◆ Required work ◆
Look through the lines below and copy each one that includes "details".

Component data from apps and pages:
^^^^^^^^^^^^^^^^

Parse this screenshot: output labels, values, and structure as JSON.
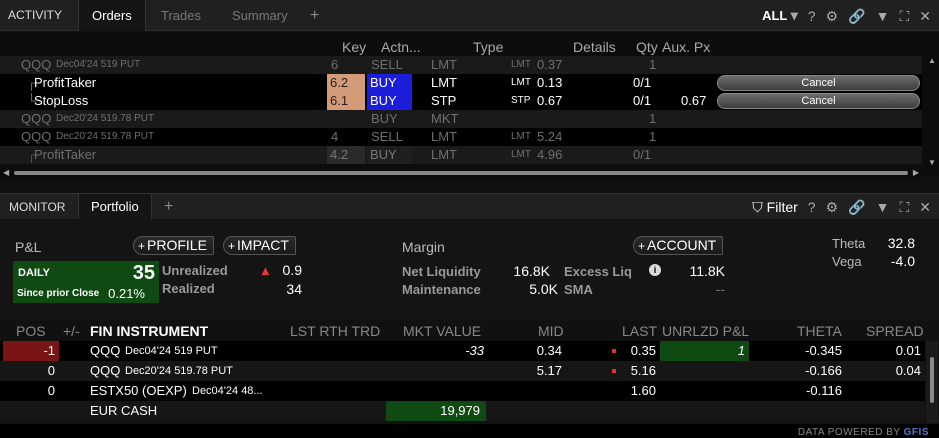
{
  "activity_panel": {
    "section_label": "ACTIVITY",
    "tabs": [
      {
        "label": "Orders",
        "active": true
      },
      {
        "label": "Trades",
        "active": false
      },
      {
        "label": "Summary",
        "active": false
      }
    ],
    "add_tab": "+",
    "filter_label": "ALL",
    "help": "?",
    "columns": {
      "key": "Key",
      "action": "Actn...",
      "type": "Type",
      "details": "Details",
      "qty": "Qty",
      "aux": "Aux. Px"
    },
    "rows": [
      {
        "name": "QQQ",
        "contract": "Dec04'24 519 PUT",
        "key": "6",
        "action": "SELL",
        "type": "LMT",
        "prefix": "LMT",
        "details": "0.37",
        "qty": "1",
        "aux": "",
        "cancel": ""
      },
      {
        "name": "ProfitTaker",
        "contract": "",
        "key": "6.2",
        "action": "BUY",
        "type": "LMT",
        "prefix": "LMT",
        "details": "0.13",
        "qty": "0/1",
        "aux": "",
        "cancel": "Cancel"
      },
      {
        "name": "StopLoss",
        "contract": "",
        "key": "6.1",
        "action": "BUY",
        "type": "STP",
        "prefix": "STP",
        "details": "0.67",
        "qty": "0/1",
        "aux": "0.67",
        "cancel": "Cancel"
      },
      {
        "name": "QQQ",
        "contract": "Dec20'24 519.78 PUT",
        "key": "",
        "action": "BUY",
        "type": "MKT",
        "prefix": "",
        "details": "",
        "qty": "1",
        "aux": "",
        "cancel": ""
      },
      {
        "name": "QQQ",
        "contract": "Dec20'24 519.78 PUT",
        "key": "4",
        "action": "SELL",
        "type": "LMT",
        "prefix": "LMT",
        "details": "5.24",
        "qty": "1",
        "aux": "",
        "cancel": ""
      },
      {
        "name": "ProfitTaker",
        "contract": "",
        "key": "4.2",
        "action": "BUY",
        "type": "LMT",
        "prefix": "LMT",
        "details": "4.96",
        "qty": "0/1",
        "aux": "",
        "cancel": ""
      }
    ]
  },
  "monitor_panel": {
    "section_label": "MONITOR",
    "tab": "Portfolio",
    "add_tab": "+",
    "filter_label": "Filter",
    "help": "?",
    "pnl": {
      "title": "P&L",
      "profile_button": "PROFILE",
      "impact_button": "IMPACT",
      "daily_label": "DAILY",
      "daily_value": "35",
      "since_label": "Since prior Close",
      "since_value": "0.21%",
      "unrealized_label": "Unrealized",
      "unrealized_value": "0.9",
      "realized_label": "Realized",
      "realized_value": "34"
    },
    "margin": {
      "title": "Margin",
      "account_button": "ACCOUNT",
      "net_liq_label": "Net Liquidity",
      "net_liq_value": "16.8K",
      "excess_label": "Excess Liq",
      "excess_value": "11.8K",
      "maint_label": "Maintenance",
      "maint_value": "5.0K",
      "sma_label": "SMA",
      "sma_value": "--"
    },
    "greeks": {
      "theta_label": "Theta",
      "theta_value": "32.8",
      "vega_label": "Vega",
      "vega_value": "-4.0"
    },
    "grid_columns": {
      "pos": "POS",
      "plusminus": "+/-",
      "instrument": "FIN INSTRUMENT",
      "last": "LST RTH TRD",
      "mkt": "MKT VALUE",
      "mid": "MID",
      "lastpx": "LAST",
      "upl": "UNRLZD P&L",
      "theta": "THETA",
      "spread": "SPREAD"
    },
    "positions": [
      {
        "pos": "-1",
        "instrument": "QQQ",
        "contract": "Dec04'24 519 PUT",
        "mkt": "-33",
        "mid": "0.34",
        "last": "0.35",
        "upl": "1",
        "theta": "-0.345",
        "spread": "0.01"
      },
      {
        "pos": "0",
        "instrument": "QQQ",
        "contract": "Dec20'24 519.78 PUT",
        "mkt": "",
        "mid": "5.17",
        "last": "5.16",
        "upl": "",
        "theta": "-0.166",
        "spread": "0.04"
      },
      {
        "pos": "0",
        "instrument": "ESTX50 (OEXP)",
        "contract": "Dec04'24 48...",
        "mkt": "",
        "mid": "",
        "last": "1.60",
        "upl": "",
        "theta": "-0.116",
        "spread": ""
      },
      {
        "pos": "",
        "instrument": "EUR CASH",
        "contract": "",
        "mkt": "19,979",
        "mid": "",
        "last": "",
        "upl": "",
        "theta": "",
        "spread": ""
      }
    ],
    "footer": "DATA POWERED BY",
    "footer_brand": "GFIS"
  }
}
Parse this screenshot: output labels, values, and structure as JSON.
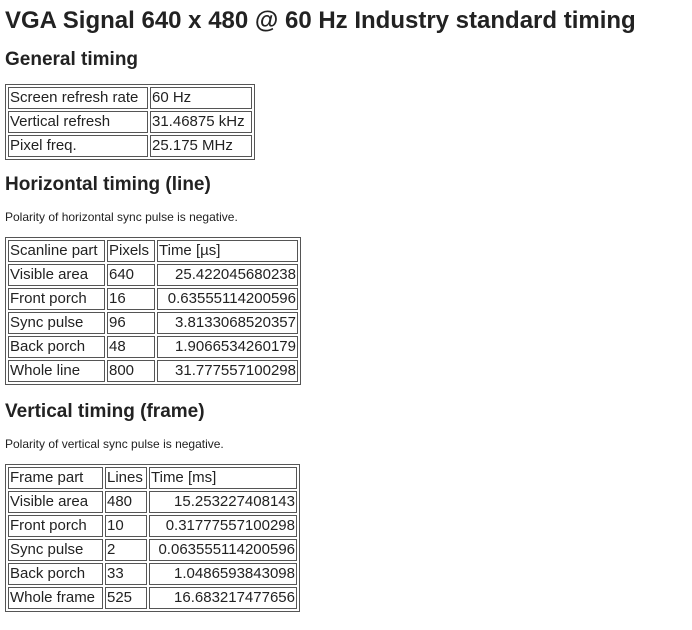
{
  "title": "VGA Signal 640 x 480 @ 60 Hz Industry standard timing",
  "general": {
    "heading": "General timing",
    "rows": [
      [
        "Screen refresh rate",
        "60 Hz"
      ],
      [
        "Vertical refresh",
        "31.46875 kHz"
      ],
      [
        "Pixel freq.",
        "25.175 MHz"
      ]
    ]
  },
  "horizontal": {
    "heading": "Horizontal timing (line)",
    "note": "Polarity of horizontal sync pulse is negative.",
    "headers": [
      "Scanline part",
      "Pixels",
      "Time [µs]"
    ],
    "rows": [
      [
        "Visible area",
        "640",
        "25.422045680238"
      ],
      [
        "Front porch",
        "16",
        "0.63555114200596"
      ],
      [
        "Sync pulse",
        "96",
        "3.8133068520357"
      ],
      [
        "Back porch",
        "48",
        "1.9066534260179"
      ],
      [
        "Whole line",
        "800",
        "31.777557100298"
      ]
    ]
  },
  "vertical": {
    "heading": "Vertical timing (frame)",
    "note": "Polarity of vertical sync pulse is negative.",
    "headers": [
      "Frame part",
      "Lines",
      "Time [ms]"
    ],
    "rows": [
      [
        "Visible area",
        "480",
        "15.253227408143"
      ],
      [
        "Front porch",
        "10",
        "0.31777557100298"
      ],
      [
        "Sync pulse",
        "2",
        "0.063555114200596"
      ],
      [
        "Back porch",
        "33",
        "1.0486593843098"
      ],
      [
        "Whole frame",
        "525",
        "16.683217477656"
      ]
    ]
  }
}
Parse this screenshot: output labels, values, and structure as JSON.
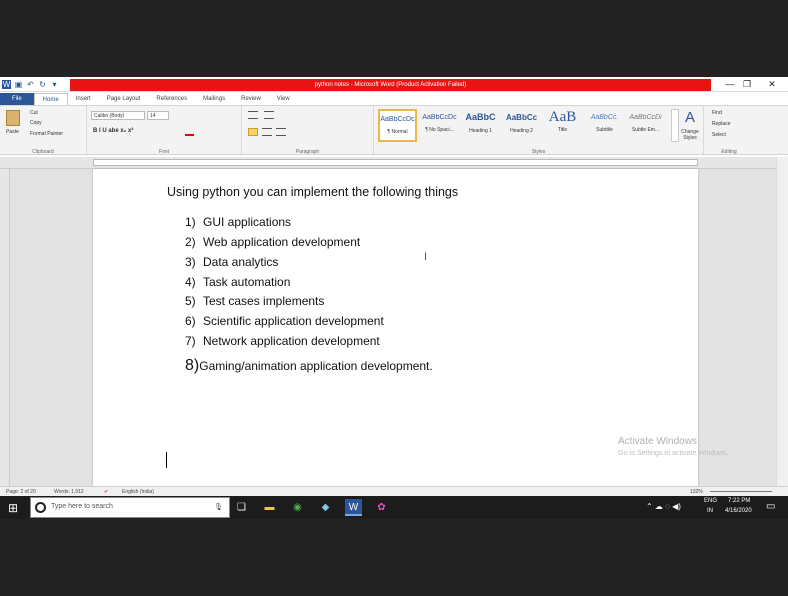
{
  "app": {
    "title": "python notes - Microsoft Word (Product Activation Failed)",
    "win_minimize": "—",
    "win_restore": "❐",
    "win_close": "✕"
  },
  "qat": {
    "word_icon": "W",
    "save_icon": "▣",
    "undo_icon": "↶",
    "redo_icon": "↻",
    "more_icon": "▾"
  },
  "tabs": [
    "File",
    "Home",
    "Insert",
    "Page Layout",
    "References",
    "Mailings",
    "Review",
    "View"
  ],
  "ribbon": {
    "clipboard": {
      "paste": "Paste",
      "cut": "Cut",
      "copy": "Copy",
      "format_painter": "Format Painter",
      "label": "Clipboard"
    },
    "font": {
      "family": "Calibri (Body)",
      "size": "14",
      "label": "Font",
      "row2": "B  I  U  abe  x₂  x²"
    },
    "paragraph": {
      "label": "Paragraph"
    },
    "styles": {
      "items": [
        {
          "preview": "AaBbCcDc",
          "name": "¶ Normal"
        },
        {
          "preview": "AaBbCcDc",
          "name": "¶ No Spaci..."
        },
        {
          "preview": "AaBbC",
          "name": "Heading 1"
        },
        {
          "preview": "AaBbCc",
          "name": "Heading 2"
        },
        {
          "preview": "AaB",
          "name": "Title"
        },
        {
          "preview": "AaBbCc.",
          "name": "Subtitle"
        },
        {
          "preview": "AaBbCcDi",
          "name": "Subtle Em..."
        }
      ],
      "change_styles": "Change Styles",
      "label": "Styles"
    },
    "editing": {
      "find": "Find",
      "replace": "Replace",
      "select": "Select",
      "label": "Editing"
    }
  },
  "document": {
    "heading": "Using python you can implement the following things",
    "items": [
      {
        "num": "1)",
        "text": "GUI applications"
      },
      {
        "num": "2)",
        "text": "Web application development"
      },
      {
        "num": "3)",
        "text": "Data analytics"
      },
      {
        "num": "4)",
        "text": "Task automation"
      },
      {
        "num": "5)",
        "text": "Test cases implements"
      },
      {
        "num": "6)",
        "text": "Scientific application development"
      },
      {
        "num": "7)",
        "text": "Network application development"
      }
    ],
    "item8": {
      "num": "8)",
      "text": "Gaming/animation application development."
    }
  },
  "watermark": {
    "line1": "Activate Windows",
    "line2": "Go to Settings to activate Windows."
  },
  "status": {
    "page": "Page: 2 of 20",
    "words": "Words: 1,912",
    "language": "English (India)",
    "zoom": "132%"
  },
  "taskbar": {
    "search_placeholder": "Type here to search",
    "lang_top": "ENG",
    "lang_bottom": "IN",
    "time": "7:22 PM",
    "date": "4/16/2020"
  }
}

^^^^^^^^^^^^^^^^

◆ Output below ◆
      "details": "Details",
        "details": "0.37",
        "details": "0.13",
        "details": "0.67",
        "details": "",
        "details": "5.24",
        "details": "4.96",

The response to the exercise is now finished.